■ **EXERCISE PROMPT**
Whenever a line in this data holds the word "Size", report that line in full.

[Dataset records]
###
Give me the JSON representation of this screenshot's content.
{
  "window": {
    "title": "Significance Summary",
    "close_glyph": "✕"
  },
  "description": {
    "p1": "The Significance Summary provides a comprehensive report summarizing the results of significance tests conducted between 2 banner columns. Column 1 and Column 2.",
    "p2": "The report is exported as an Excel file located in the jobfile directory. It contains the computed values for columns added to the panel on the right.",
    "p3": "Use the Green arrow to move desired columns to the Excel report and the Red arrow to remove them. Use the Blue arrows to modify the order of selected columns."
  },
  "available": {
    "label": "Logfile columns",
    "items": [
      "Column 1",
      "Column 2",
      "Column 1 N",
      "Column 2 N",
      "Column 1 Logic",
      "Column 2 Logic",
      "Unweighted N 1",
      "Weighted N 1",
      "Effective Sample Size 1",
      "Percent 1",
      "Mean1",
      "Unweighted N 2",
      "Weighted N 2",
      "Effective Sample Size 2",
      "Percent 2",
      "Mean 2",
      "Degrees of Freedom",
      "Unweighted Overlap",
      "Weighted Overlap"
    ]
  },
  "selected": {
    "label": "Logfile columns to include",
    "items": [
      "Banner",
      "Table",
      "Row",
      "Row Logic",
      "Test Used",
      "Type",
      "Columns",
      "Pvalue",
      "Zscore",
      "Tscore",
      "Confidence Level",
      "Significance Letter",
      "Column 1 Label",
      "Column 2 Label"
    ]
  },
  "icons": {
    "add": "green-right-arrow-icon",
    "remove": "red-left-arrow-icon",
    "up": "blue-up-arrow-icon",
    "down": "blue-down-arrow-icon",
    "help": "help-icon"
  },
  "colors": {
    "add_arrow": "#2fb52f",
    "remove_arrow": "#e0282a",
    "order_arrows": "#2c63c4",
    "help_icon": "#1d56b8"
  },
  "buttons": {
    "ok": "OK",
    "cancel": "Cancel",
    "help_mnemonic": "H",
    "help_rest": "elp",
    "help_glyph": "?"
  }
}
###
■ **RESULT**
      "Effective Sample Size 1",
      "Effective Sample Size 2",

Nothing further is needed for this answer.